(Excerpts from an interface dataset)
━━━━━━━━━━
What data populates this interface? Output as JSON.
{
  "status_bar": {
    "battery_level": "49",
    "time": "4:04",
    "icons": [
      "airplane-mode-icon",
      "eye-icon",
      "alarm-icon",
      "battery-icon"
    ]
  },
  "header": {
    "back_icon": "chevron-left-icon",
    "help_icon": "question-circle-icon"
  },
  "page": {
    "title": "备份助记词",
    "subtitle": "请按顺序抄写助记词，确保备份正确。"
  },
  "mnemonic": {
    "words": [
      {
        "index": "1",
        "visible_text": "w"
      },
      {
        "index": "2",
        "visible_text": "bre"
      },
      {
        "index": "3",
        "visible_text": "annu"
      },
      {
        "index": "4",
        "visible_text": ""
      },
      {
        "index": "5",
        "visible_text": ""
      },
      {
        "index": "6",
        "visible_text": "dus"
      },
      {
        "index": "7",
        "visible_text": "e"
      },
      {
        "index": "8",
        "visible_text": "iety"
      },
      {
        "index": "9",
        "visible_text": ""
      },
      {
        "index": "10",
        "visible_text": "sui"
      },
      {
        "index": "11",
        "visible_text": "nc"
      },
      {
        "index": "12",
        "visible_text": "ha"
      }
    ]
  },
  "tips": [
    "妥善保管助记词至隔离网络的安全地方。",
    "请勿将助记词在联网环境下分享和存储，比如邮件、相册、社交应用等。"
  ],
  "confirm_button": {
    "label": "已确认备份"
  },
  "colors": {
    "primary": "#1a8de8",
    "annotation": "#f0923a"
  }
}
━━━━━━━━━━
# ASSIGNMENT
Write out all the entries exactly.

# EXERCISE OUTPUT
What data populates this interface? Output as JSON.
{
  "status_bar": {
    "battery_level": "49",
    "time": "4:04",
    "icons": [
      "airplane-mode-icon",
      "eye-icon",
      "alarm-icon",
      "battery-icon"
    ]
  },
  "header": {
    "back_icon": "chevron-left-icon",
    "help_icon": "question-circle-icon"
  },
  "page": {
    "title": "备份助记词",
    "subtitle": "请按顺序抄写助记词，确保备份正确。"
  },
  "mnemonic": {
    "words": [
      {
        "index": "1",
        "visible_text": "w"
      },
      {
        "index": "2",
        "visible_text": "bre"
      },
      {
        "index": "3",
        "visible_text": "annu"
      },
      {
        "index": "4",
        "visible_text": ""
      },
      {
        "index": "5",
        "visible_text": ""
      },
      {
        "index": "6",
        "visible_text": "dus"
      },
      {
        "index": "7",
        "visible_text": "e"
      },
      {
        "index": "8",
        "visible_text": "iety"
      },
      {
        "index": "9",
        "visible_text": ""
      },
      {
        "index": "10",
        "visible_text": "sui"
      },
      {
        "index": "11",
        "visible_text": "nc"
      },
      {
        "index": "12",
        "visible_text": "ha"
      }
    ]
  },
  "tips": [
    "妥善保管助记词至隔离网络的安全地方。",
    "请勿将助记词在联网环境下分享和存储，比如邮件、相册、社交应用等。"
  ],
  "confirm_button": {
    "label": "已确认备份"
  },
  "colors": {
    "primary": "#1a8de8",
    "annotation": "#f0923a"
  }
}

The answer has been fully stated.